§ **WHAT THE EXERCISE ASKS**: Using the records that follow, copy every line containing the word "popularity".

───── THE INPUT

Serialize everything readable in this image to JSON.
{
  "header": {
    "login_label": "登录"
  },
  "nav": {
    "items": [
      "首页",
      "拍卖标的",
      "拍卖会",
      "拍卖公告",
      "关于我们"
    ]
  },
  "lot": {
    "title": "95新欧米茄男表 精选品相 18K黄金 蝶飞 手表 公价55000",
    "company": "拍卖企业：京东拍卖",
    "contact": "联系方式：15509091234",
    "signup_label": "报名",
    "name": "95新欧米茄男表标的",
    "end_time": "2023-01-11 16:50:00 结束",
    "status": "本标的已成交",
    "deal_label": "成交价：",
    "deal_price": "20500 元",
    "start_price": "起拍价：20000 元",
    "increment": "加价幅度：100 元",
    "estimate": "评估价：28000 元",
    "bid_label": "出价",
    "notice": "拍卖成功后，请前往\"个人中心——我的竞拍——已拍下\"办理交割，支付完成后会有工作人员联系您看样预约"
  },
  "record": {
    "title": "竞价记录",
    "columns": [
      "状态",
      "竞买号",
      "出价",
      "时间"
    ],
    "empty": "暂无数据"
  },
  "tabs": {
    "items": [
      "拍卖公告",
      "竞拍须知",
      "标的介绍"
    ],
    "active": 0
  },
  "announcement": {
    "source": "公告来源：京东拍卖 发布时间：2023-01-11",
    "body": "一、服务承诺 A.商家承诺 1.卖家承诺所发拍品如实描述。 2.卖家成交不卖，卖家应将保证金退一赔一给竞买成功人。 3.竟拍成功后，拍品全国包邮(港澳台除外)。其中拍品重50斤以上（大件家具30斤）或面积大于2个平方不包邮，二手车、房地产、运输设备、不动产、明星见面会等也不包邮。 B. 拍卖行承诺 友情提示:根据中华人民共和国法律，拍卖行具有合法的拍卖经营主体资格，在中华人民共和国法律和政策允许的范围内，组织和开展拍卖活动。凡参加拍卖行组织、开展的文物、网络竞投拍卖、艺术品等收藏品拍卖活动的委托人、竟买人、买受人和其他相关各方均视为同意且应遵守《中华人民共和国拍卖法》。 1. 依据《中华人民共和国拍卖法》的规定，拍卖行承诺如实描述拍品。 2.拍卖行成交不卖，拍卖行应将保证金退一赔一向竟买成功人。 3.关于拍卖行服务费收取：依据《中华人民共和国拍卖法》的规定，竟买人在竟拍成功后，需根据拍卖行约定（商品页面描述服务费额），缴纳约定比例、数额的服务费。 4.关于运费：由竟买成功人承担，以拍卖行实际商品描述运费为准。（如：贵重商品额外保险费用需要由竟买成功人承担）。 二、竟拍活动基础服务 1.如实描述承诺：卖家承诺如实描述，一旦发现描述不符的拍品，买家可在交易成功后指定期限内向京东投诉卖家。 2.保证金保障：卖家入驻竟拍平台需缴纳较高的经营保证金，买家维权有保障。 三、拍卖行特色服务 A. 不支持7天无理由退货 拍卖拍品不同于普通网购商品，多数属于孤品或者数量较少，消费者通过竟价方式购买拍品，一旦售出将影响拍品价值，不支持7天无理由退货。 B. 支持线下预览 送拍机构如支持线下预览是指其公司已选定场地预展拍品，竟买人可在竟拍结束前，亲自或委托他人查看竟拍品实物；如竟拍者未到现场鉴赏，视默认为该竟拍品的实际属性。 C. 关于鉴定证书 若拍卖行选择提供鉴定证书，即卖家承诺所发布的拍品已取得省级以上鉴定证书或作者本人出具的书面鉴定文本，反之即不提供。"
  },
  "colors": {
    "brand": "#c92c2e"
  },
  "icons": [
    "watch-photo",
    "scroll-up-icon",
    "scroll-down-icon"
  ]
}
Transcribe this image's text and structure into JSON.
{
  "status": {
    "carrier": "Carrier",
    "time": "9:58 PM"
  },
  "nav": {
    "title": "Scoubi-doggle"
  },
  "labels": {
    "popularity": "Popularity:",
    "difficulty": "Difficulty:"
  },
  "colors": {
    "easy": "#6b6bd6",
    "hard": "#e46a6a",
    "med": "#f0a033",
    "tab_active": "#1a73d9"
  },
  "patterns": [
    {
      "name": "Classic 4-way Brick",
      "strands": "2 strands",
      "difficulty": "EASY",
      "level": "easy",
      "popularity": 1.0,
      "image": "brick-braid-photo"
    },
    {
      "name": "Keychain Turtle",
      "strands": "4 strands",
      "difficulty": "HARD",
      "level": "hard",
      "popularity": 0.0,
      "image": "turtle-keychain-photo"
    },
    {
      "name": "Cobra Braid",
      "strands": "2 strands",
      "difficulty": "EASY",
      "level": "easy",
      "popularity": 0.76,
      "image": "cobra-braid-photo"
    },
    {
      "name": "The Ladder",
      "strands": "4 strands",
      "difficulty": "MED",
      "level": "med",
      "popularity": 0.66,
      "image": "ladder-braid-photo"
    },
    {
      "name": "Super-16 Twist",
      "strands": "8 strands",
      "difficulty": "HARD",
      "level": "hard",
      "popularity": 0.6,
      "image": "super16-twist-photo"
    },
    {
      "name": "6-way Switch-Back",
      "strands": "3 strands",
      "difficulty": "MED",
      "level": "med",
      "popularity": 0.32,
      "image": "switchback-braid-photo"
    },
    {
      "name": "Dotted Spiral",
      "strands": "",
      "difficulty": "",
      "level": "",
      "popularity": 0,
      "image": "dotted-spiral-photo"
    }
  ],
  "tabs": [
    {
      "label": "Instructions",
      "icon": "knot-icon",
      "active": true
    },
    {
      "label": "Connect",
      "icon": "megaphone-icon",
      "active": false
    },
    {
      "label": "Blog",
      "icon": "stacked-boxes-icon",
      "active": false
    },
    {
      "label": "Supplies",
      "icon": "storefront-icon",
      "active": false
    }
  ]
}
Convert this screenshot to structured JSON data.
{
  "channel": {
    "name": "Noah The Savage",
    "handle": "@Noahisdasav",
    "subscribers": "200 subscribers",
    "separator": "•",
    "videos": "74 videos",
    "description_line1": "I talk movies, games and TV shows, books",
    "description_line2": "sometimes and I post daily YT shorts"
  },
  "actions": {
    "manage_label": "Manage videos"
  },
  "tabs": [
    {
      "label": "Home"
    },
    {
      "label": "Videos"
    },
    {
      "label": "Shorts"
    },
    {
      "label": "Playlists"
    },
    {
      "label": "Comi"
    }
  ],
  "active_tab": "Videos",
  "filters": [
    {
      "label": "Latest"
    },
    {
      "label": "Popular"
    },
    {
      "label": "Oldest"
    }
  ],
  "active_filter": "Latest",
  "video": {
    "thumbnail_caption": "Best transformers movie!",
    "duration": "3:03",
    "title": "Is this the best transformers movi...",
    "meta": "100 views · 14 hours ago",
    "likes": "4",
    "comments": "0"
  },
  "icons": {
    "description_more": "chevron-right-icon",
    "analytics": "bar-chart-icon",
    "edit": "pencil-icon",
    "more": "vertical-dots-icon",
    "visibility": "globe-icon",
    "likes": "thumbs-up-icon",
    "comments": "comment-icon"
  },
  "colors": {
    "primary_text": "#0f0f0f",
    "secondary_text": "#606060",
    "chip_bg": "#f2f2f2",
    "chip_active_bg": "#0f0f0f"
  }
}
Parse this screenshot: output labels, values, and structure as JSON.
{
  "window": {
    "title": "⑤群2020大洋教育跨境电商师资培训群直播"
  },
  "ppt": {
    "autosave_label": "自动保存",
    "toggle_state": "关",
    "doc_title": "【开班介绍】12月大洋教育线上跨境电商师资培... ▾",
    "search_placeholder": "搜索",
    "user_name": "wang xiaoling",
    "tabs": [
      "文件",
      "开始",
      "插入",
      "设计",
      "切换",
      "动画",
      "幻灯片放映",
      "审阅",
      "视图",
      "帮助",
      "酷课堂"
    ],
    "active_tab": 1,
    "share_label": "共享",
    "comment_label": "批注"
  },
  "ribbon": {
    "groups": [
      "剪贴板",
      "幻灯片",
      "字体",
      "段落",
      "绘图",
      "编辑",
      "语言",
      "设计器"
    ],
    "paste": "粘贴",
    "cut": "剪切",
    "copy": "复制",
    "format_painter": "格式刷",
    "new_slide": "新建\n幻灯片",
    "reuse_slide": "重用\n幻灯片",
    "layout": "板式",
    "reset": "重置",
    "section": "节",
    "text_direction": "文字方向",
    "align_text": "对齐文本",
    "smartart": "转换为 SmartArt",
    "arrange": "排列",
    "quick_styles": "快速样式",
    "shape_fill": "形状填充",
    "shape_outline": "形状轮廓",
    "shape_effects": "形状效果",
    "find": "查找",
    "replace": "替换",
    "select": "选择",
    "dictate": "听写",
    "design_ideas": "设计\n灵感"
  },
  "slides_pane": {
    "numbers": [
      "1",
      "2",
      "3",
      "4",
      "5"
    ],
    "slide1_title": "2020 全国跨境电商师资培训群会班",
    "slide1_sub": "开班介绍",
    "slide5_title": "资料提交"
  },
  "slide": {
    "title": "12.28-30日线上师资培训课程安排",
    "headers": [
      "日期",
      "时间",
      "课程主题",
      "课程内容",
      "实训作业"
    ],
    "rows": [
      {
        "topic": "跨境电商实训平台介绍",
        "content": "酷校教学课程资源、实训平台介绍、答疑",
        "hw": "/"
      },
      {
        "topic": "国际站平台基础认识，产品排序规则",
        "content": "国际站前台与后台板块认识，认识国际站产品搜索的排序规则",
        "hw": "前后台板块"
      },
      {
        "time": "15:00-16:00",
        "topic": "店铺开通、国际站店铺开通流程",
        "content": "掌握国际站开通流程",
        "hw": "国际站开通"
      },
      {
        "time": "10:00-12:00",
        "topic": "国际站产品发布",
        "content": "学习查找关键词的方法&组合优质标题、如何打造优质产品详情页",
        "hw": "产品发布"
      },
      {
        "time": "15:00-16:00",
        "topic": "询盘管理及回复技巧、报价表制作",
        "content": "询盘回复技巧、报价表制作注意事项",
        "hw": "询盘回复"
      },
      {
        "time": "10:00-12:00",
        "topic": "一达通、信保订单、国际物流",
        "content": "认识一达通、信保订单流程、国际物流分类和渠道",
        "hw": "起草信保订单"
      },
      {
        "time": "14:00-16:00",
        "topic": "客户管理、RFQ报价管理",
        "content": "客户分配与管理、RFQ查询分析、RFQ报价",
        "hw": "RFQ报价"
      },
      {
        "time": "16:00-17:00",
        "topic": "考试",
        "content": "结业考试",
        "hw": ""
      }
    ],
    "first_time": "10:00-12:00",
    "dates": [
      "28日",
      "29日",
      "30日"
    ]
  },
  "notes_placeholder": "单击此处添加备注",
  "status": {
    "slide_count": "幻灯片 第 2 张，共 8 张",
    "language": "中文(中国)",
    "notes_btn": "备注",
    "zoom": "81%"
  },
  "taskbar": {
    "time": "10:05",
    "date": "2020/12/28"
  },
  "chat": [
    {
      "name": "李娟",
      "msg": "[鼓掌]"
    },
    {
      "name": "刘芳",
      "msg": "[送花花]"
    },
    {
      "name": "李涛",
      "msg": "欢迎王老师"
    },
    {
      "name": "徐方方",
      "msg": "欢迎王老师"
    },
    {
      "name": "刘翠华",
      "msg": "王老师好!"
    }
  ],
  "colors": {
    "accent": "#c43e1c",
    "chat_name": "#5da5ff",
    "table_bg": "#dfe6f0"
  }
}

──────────

§ **ANSWER SPACE**:
    "popularity": "Popularity:",
      "popularity": 1.0,
      "popularity": 0.0,
      "popularity": 0.76,
      "popularity": 0.66,
      "popularity": 0.6,
      "popularity": 0.32,
      "popularity": 0,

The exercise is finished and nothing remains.